Which lines of the entries hold the string "with"? Copy each one.

##### Data section #####

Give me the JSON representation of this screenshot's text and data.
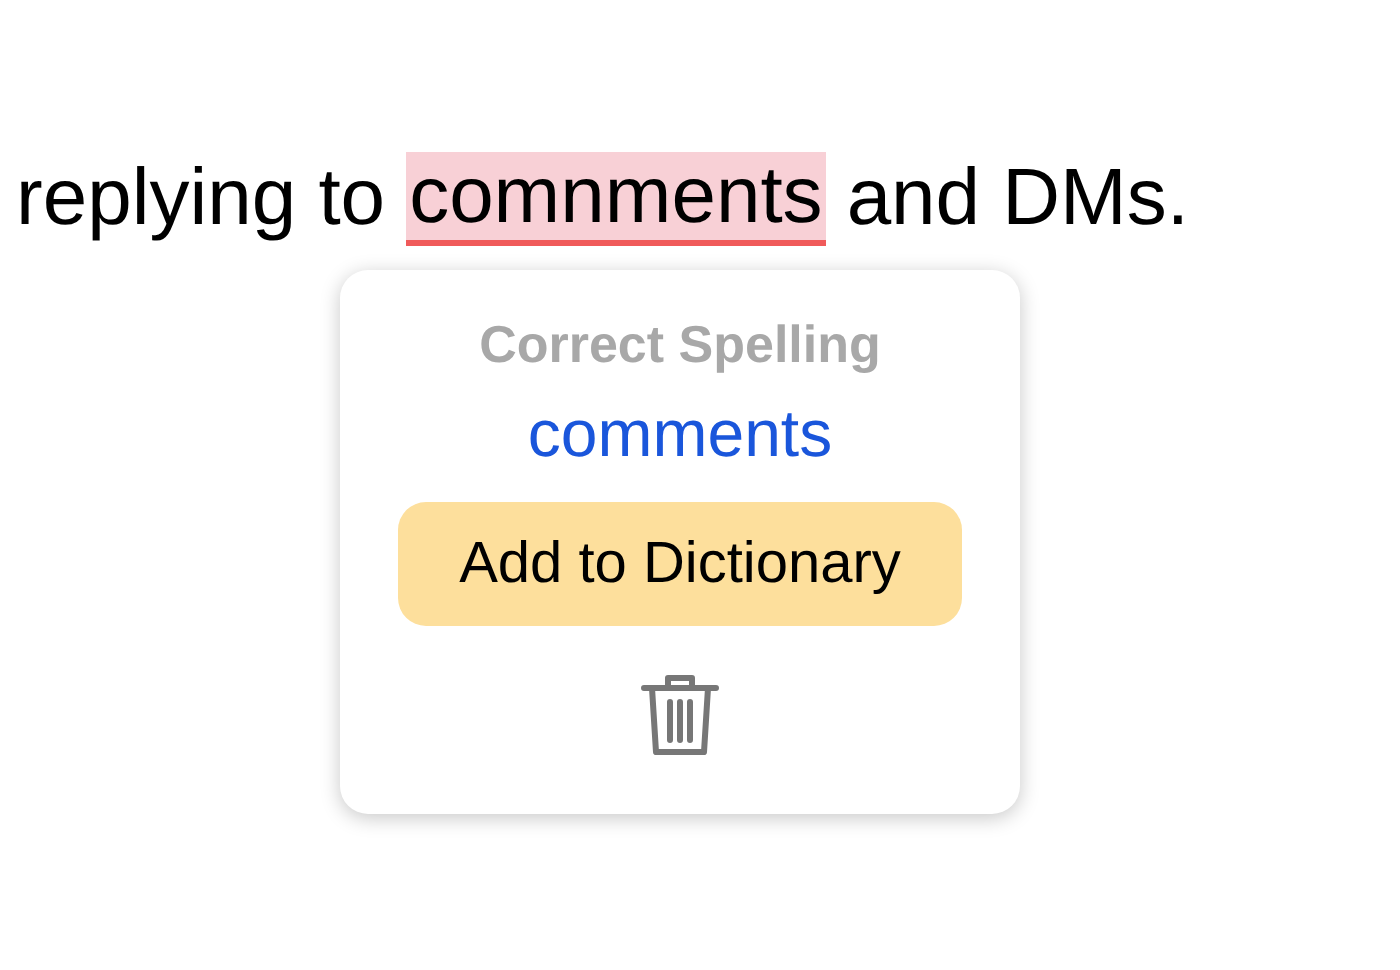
{
  "sentence": {
    "before": "replying to",
    "misspelled": "comnments",
    "after": "and DMs."
  },
  "popup": {
    "title": "Correct Spelling",
    "items": [
      {
        "kind": "suggestion",
        "text": "comments",
        "selected": false
      },
      {
        "kind": "action",
        "text": "Add to Dictionary",
        "selected": true
      }
    ],
    "delete": true
  }
}
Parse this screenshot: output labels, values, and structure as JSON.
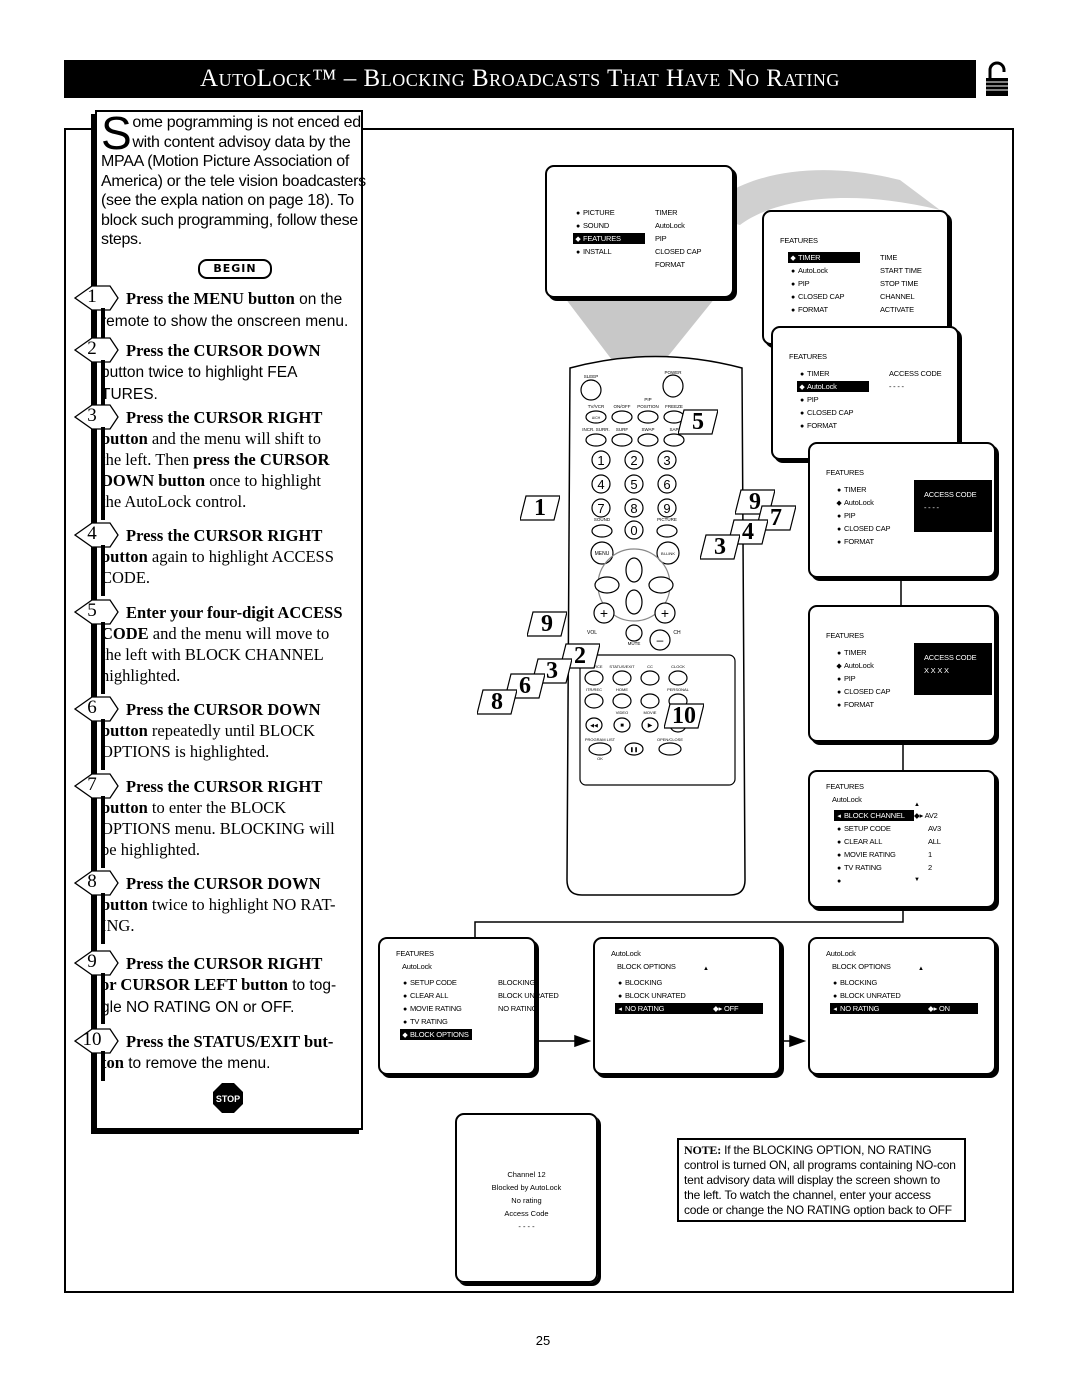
{
  "header": {
    "title": "AutoLock™ – Blocking Broadcasts That Have No Rating",
    "icon": "lock-icon"
  },
  "intro": {
    "drop_cap": "S",
    "text": "ome pogramming is not enced ed with content advisoy data by the MPAA (Motion Picture Association of America) or the tele vision boadcasters (see the expla nation on page 18). To block such programming, follow these steps."
  },
  "begin_label": "BEGIN",
  "steps": [
    {
      "num": "1",
      "lines": [
        [
          {
            "b": true,
            "t": "Press the MENU button"
          },
          {
            "b": false,
            "s": true,
            "t": " on the"
          }
        ],
        [
          {
            "b": false,
            "s": true,
            "t": "remote to show the onscreen menu."
          }
        ]
      ]
    },
    {
      "num": "2",
      "lines": [
        [
          {
            "b": true,
            "t": "Press the CURSOR DOWN"
          }
        ],
        [
          {
            "b": false,
            "s": true,
            "t": "button twice to highlight FEA"
          }
        ],
        [
          {
            "b": false,
            "s": true,
            "t": "TURES."
          }
        ]
      ]
    },
    {
      "num": "3",
      "lines": [
        [
          {
            "b": true,
            "t": "Press the CURSOR RIGHT"
          }
        ],
        [
          {
            "b": true,
            "t": "button"
          },
          {
            "b": false,
            "t": " and the menu will shift to"
          }
        ],
        [
          {
            "b": false,
            "t": "the left. Then "
          },
          {
            "b": true,
            "t": "press the CURSOR"
          }
        ],
        [
          {
            "b": true,
            "t": "DOWN button"
          },
          {
            "b": false,
            "t": " once to highlight"
          }
        ],
        [
          {
            "b": false,
            "t": "the AutoLock control."
          }
        ]
      ]
    },
    {
      "num": "4",
      "lines": [
        [
          {
            "b": true,
            "t": "Press the CURSOR RIGHT"
          }
        ],
        [
          {
            "b": true,
            "t": "button"
          },
          {
            "b": false,
            "t": " again to highlight ACCESS"
          }
        ],
        [
          {
            "b": false,
            "t": "CODE."
          }
        ]
      ]
    },
    {
      "num": "5",
      "lines": [
        [
          {
            "b": true,
            "t": "Enter your four-digit ACCESS"
          }
        ],
        [
          {
            "b": true,
            "t": "CODE"
          },
          {
            "b": false,
            "t": " and the menu will move to"
          }
        ],
        [
          {
            "b": false,
            "t": "the left with BLOCK CHANNEL"
          }
        ],
        [
          {
            "b": false,
            "t": "highlighted."
          }
        ]
      ]
    },
    {
      "num": "6",
      "lines": [
        [
          {
            "b": true,
            "t": "Press the CURSOR DOWN"
          }
        ],
        [
          {
            "b": true,
            "t": "button"
          },
          {
            "b": false,
            "t": " repeatedly until BLOCK"
          }
        ],
        [
          {
            "b": false,
            "t": "OPTIONS is highlighted."
          }
        ]
      ]
    },
    {
      "num": "7",
      "lines": [
        [
          {
            "b": true,
            "t": "Press the CURSOR RIGHT"
          }
        ],
        [
          {
            "b": true,
            "t": "button"
          },
          {
            "b": false,
            "t": " to enter the BLOCK"
          }
        ],
        [
          {
            "b": false,
            "t": "OPTIONS menu. BLOCKING will"
          }
        ],
        [
          {
            "b": false,
            "t": "be highlighted."
          }
        ]
      ]
    },
    {
      "num": "8",
      "lines": [
        [
          {
            "b": true,
            "t": "Press the CURSOR DOWN"
          }
        ],
        [
          {
            "b": true,
            "t": "button"
          },
          {
            "b": false,
            "t": " twice to highlight NO RAT-"
          }
        ],
        [
          {
            "b": false,
            "t": "ING."
          }
        ]
      ]
    },
    {
      "num": "9",
      "lines": [
        [
          {
            "b": true,
            "t": " Press the CURSOR RIGHT"
          }
        ],
        [
          {
            "b": true,
            "t": "or CURSOR LEFT button"
          },
          {
            "b": false,
            "s": true,
            "t": " to tog-"
          }
        ],
        [
          {
            "b": false,
            "s": true,
            "t": "gle NO RATING ON or OFF."
          }
        ]
      ]
    },
    {
      "num": "10",
      "lines": [
        [
          {
            "b": true,
            "t": "Press the STATUS/EXIT but-"
          }
        ],
        [
          {
            "b": true,
            "t": "ton"
          },
          {
            "b": false,
            "s": true,
            "t": " to remove the menu."
          }
        ]
      ]
    }
  ],
  "stop_label": "STOP",
  "remote": {
    "sleep": "SLEEP",
    "power": "POWER",
    "pip": "PIP",
    "row1": [
      "TV/VCR",
      "ON/OFF",
      "POSITION",
      "FREEZE"
    ],
    "ach": "A/CH",
    "row2": [
      "INCR. SURR.",
      "SURF",
      "SWAP",
      "SAP"
    ],
    "digits": [
      "1",
      "2",
      "3",
      "4",
      "5",
      "6",
      "7",
      "8",
      "9",
      "0"
    ],
    "sound": "SOUND",
    "picture": "PICTURE",
    "menu": "MENU",
    "bilink": "BI-LINK",
    "vol": "VOL",
    "ch": "CH",
    "mute": "MUTE",
    "row3": [
      "SOURCE",
      "STATUS/EXIT",
      "CC",
      "CLOCK"
    ],
    "row4": [
      "ITR/REC",
      "HOME",
      "",
      "PERSONAL"
    ],
    "row5": [
      "VIDEO",
      "MOVIE"
    ],
    "program_list": "PROGRAM LIST",
    "open_close": "OPEN/CLOSE",
    "ok": "OK"
  },
  "callouts": [
    "1",
    "5",
    "9",
    "7",
    "4",
    "3",
    "9",
    "2",
    "3",
    "6",
    "8",
    "10"
  ],
  "screens": [
    {
      "id": "main-menu",
      "rows": [
        {
          "l": "PICTURE",
          "r": "TIMER",
          "mk": "bullet"
        },
        {
          "l": "SOUND",
          "r": "AutoLock",
          "mk": "bullet"
        },
        {
          "l": "FEATURES",
          "r": "PIP",
          "mk": "cursor",
          "hl": "left"
        },
        {
          "l": "INSTALL",
          "r": "CLOSED  CAP",
          "mk": "bullet"
        },
        {
          "l": "",
          "r": "FORMAT",
          "mk": ""
        }
      ]
    },
    {
      "id": "features-timer",
      "title": "FEATURES",
      "rows": [
        {
          "l": "TIMER",
          "r": "TIME",
          "mk": "cursor",
          "hl": "left"
        },
        {
          "l": "AutoLock",
          "r": "START  TIME",
          "mk": "bullet"
        },
        {
          "l": "PIP",
          "r": "STOP  TIME",
          "mk": "bullet"
        },
        {
          "l": "CLOSED  CAP",
          "r": "CHANNEL",
          "mk": "bullet"
        },
        {
          "l": "FORMAT",
          "r": "ACTIVATE",
          "mk": "bullet"
        }
      ]
    },
    {
      "id": "features-autolock",
      "title": "FEATURES",
      "rows": [
        {
          "l": "TIMER",
          "r": "ACCESS  CODE",
          "mk": "bullet"
        },
        {
          "l": "AutoLock",
          "r": "-  -  -  -",
          "mk": "cursor",
          "hl": "left"
        },
        {
          "l": "PIP",
          "r": "",
          "mk": "bullet"
        },
        {
          "l": "CLOSED  CAP",
          "r": "",
          "mk": "bullet"
        },
        {
          "l": "FORMAT",
          "r": "",
          "mk": "bullet"
        }
      ]
    },
    {
      "id": "access-code-empty",
      "title": "FEATURES",
      "box": [
        "ACCESS  CODE",
        "-  -  -  -"
      ],
      "rows": [
        {
          "l": "TIMER",
          "r": "",
          "mk": "bullet"
        },
        {
          "l": "AutoLock",
          "r": "",
          "mk": "cursor"
        },
        {
          "l": "PIP",
          "r": "",
          "mk": "bullet"
        },
        {
          "l": "CLOSED  CAP",
          "r": "",
          "mk": "bullet"
        },
        {
          "l": "FORMAT",
          "r": "",
          "mk": "bullet"
        }
      ]
    },
    {
      "id": "access-code-entered",
      "title": "FEATURES",
      "box": [
        "ACCESS  CODE",
        "X  X  X  X"
      ],
      "rows": [
        {
          "l": "TIMER",
          "r": "",
          "mk": "bullet"
        },
        {
          "l": "AutoLock",
          "r": "",
          "mk": "cursor"
        },
        {
          "l": "PIP",
          "r": "",
          "mk": "bullet"
        },
        {
          "l": "CLOSED  CAP",
          "r": "",
          "mk": "bullet"
        },
        {
          "l": "FORMAT",
          "r": "",
          "mk": "bullet"
        }
      ]
    },
    {
      "id": "block-channel",
      "title": "FEATURES",
      "subtitle": "AutoLock",
      "up": "▲",
      "down": "▼",
      "rows": [
        {
          "l": "BLOCK  CHANNEL",
          "r": "AV2",
          "mk": "left",
          "hl": "left",
          "rmk": "◆▸"
        },
        {
          "l": "SETUP  CODE",
          "r": "AV3",
          "mk": "bullet"
        },
        {
          "l": "CLEAR  ALL",
          "r": "ALL",
          "mk": "bullet"
        },
        {
          "l": "MOVIE  RATING",
          "r": "1",
          "mk": "bullet"
        },
        {
          "l": "TV  RATING",
          "r": "2",
          "mk": "bullet"
        },
        {
          "l": "",
          "r": "",
          "mk": "bullet"
        }
      ]
    },
    {
      "id": "block-options",
      "title": "FEATURES",
      "subtitle": "AutoLock",
      "rows": [
        {
          "l": "SETUP  CODE",
          "r": "BLOCKING",
          "mk": "bullet"
        },
        {
          "l": "CLEAR  ALL",
          "r": "BLOCK  UNRATED",
          "mk": "bullet"
        },
        {
          "l": "MOVIE  RATING",
          "r": "NO  RATING",
          "mk": "bullet"
        },
        {
          "l": "TV  RATING",
          "r": "",
          "mk": "bullet"
        },
        {
          "l": "BLOCK  OPTIONS",
          "r": "",
          "mk": "cursor",
          "hl": "left"
        }
      ]
    },
    {
      "id": "no-rating-off",
      "title": "AutoLock",
      "subtitle": "BLOCK  OPTIONS",
      "up": "▲",
      "rows": [
        {
          "l": "BLOCKING",
          "r": "",
          "mk": "bullet"
        },
        {
          "l": "BLOCK  UNRATED",
          "r": "",
          "mk": "bullet"
        },
        {
          "l": "NO  RATING",
          "r": "OFF",
          "mk": "left",
          "hl": "full",
          "rmk": "◆▸"
        }
      ]
    },
    {
      "id": "no-rating-on",
      "title": "AutoLock",
      "subtitle": "BLOCK  OPTIONS",
      "up": "▲",
      "rows": [
        {
          "l": "BLOCKING",
          "r": "",
          "mk": "bullet"
        },
        {
          "l": "BLOCK  UNRATED",
          "r": "",
          "mk": "bullet"
        },
        {
          "l": "NO  RATING",
          "r": "ON",
          "mk": "left",
          "hl": "full",
          "rmk": "◆▸"
        }
      ]
    }
  ],
  "blocked_screen": {
    "lines": [
      "Channel  12",
      "Blocked  by  AutoLock",
      "No  rating",
      "Access  Code",
      "-  -  -  -"
    ]
  },
  "note": {
    "label": "NOTE:",
    "text": " If the BLOCKING OPTION, NO RATING control is turned ON, all programs containing NO-con tent advisory data will display the screen shown to the left. To watch the channel, enter your access code or change the NO RATING option back to OFF"
  },
  "page_number": "25"
}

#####

__Answer for this exercise__.
    "text": "ome pogramming is not enced ed with content advisoy data by the MPAA (Motion Picture Association of America) or the tele vision boadcasters (see the expla nation on page 18). To block such programming, follow these steps."
            "t": "the left with BLOCK CHANNEL"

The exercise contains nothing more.